"Of course it's a problem involving diet, but the average dietary intake of the Japanese has not changed in the last 10 years, so we are eating the same amount of food but because we are doing little or no exercise or physical activities on a daily basis, we're simply not getting rid of it again," he said.
Taking the car to work every morning has stopped people from even walking to the bus stop or train station.
Instant communication such as email with clients - or even colleagues in the same building - mean that people no longer need to get up from their desk to do their work.
Yasui, 50, is just one of many Japanese at risk of heart disease and other obesity-related issues.
Dr Daisuke Koya says people
eating fatty foods is the cause
Standing 173cm tall and weighing more than 80kg, he works largely from a computer at his desk from 8am to 6pm and says he rarely needs to get up from his seat and has even fewer chances to exercise.
"I had my company medical a few weeks ago and the doctors suggested that I should make an appointment to come to the Sports Medicine Research Centre at Tokyo's Keio University hospital; this is my first visit," says Yasui, who did not want to give his full name.
"When I was younger, I guess we had a very different diet and I don't just mean junk food," he says. "I used to eat fish and rice more often when I was a boy; now I eat as much bread as rice.
"I know I need to lose weight; it's not just a case of too much food, but I need to make sure I do more regular exercise," he adds.
"The doctors here tell me that even something as simple as walking regularly, for between 30 minutes and an hour each day, will have a positive effect."
It is the positive effect of changing lifestyles and increasing exercise that doctors are hoping will offset the recent sharp rise in illnesses related to obesity, most alarmingly diabetes.
Dr Hajime Maeda, head doctor of the HEC Science Clinic in the Yokohama suburb of Isogo, says Japan is "clearly seeing more cases of diabetes than even 10 years ago, but especially diabetes with complications such as hypertension and renal failure".
Although deaths from diabetes have fallen in the last decade, the number of people being treated for the disease has leapt more than 50% since 1990, to more than 2 million.
"Traditionally, our food has been high in fibre and low in calories and our genetic make-up meant that the Japanese could maintain their health with that diet," Maeda says.
"Our diet has changed, but our genes have not, which is why the Japanese are far more susceptible to diabetes than people in the United States or Europe"
Dr Hajime Maeda,
head doctor at HEC Science Clinic
"Now our diet has changed, but our genes have not, which is why the Japanese are far more susceptible to diabetes than people in the United States or Europe," he said.
Maeda's clinic treats 2,200 diabetes patients a month, and he says the disease is striking across the board there.
"Twenty years ago, I would never have seen a young person with diabetes," he says. "Now they're here every day for treatment, and it's all because of their diet and lifestyles."
Healthy Japan 21

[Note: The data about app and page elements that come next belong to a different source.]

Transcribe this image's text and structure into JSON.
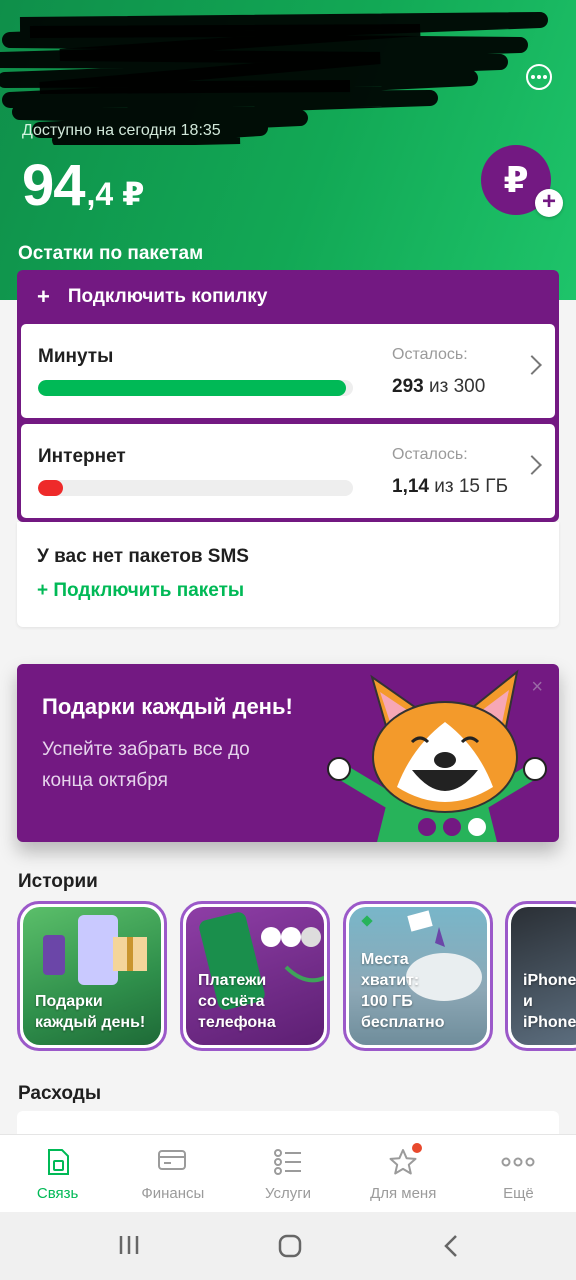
{
  "header": {
    "available_text": "Доступно на сегодня 18:35",
    "balance_whole": "94",
    "balance_frac": ",4 ₽",
    "topup_symbol": "₽",
    "topup_plus": "+"
  },
  "packages": {
    "title": "Остатки по пакетам",
    "piggy_plus": "+",
    "piggy_label": "Подключить копилку",
    "items": [
      {
        "name": "Минуты",
        "left_label": "Осталось:",
        "value": "293",
        "total": " из 300",
        "fraction": 0.977,
        "color": "#00b956"
      },
      {
        "name": "Интернет",
        "left_label": "Осталось:",
        "value": "1,14",
        "total": " из 15 ГБ",
        "fraction": 0.076,
        "color": "#ee2a2a"
      }
    ],
    "sms_text": "У вас нет пакетов SMS",
    "sms_action": "+  Подключить пакеты"
  },
  "promo": {
    "title": "Подарки каждый день!",
    "subtitle": "Успейте забрать все до конца октября",
    "close": "×"
  },
  "stories": {
    "title": "Истории",
    "items": [
      {
        "caption": "Подарки\nкаждый день!"
      },
      {
        "caption": "Платежи\nсо счёта\nтелефона"
      },
      {
        "caption": "Места\nхватит:\n100 ГБ\nбесплатно"
      },
      {
        "caption": "iPhone\nи iPhone"
      }
    ]
  },
  "expenses": {
    "title": "Расходы"
  },
  "tabs": [
    {
      "label": "Связь",
      "icon": "sim-icon",
      "active": true
    },
    {
      "label": "Финансы",
      "icon": "card-icon",
      "active": false
    },
    {
      "label": "Услуги",
      "icon": "list-icon",
      "active": false
    },
    {
      "label": "Для меня",
      "icon": "star-icon",
      "active": false
    },
    {
      "label": "Ещё",
      "icon": "more-icon",
      "active": false
    }
  ],
  "colors": {
    "brand_green": "#00b956",
    "brand_purple": "#731982",
    "alert_red": "#ee2a2a"
  }
}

The Japanese government recognises that it has a problem on its hands and the ministry of health, labour and welfare recently began the Healthy Japan 21 campaign to encourage people to live more balanced lives.
The ministry is also working on an exercise guide that will be distributed at clinics and hospitals.
And while the government says it is confident that will reverse some of the alarming health trends, others are less optimistic.
Dr Fuminori Katsukawa, head of Keio University hospital's Sports Medicine Research Centre, says "our physical activity and diet are decided by the environment in which we live, and that's especially so for young people".
"It is impossible to change people's lifestyles solely through education," he adds.
"There are some patients who are very motivated to lose weight, so it is easy to teach them how to escape from an obesegenic lifestyle - but it is very difficult to change their lives.
"I think the situation will definitely be worse in Japan 10 years from now."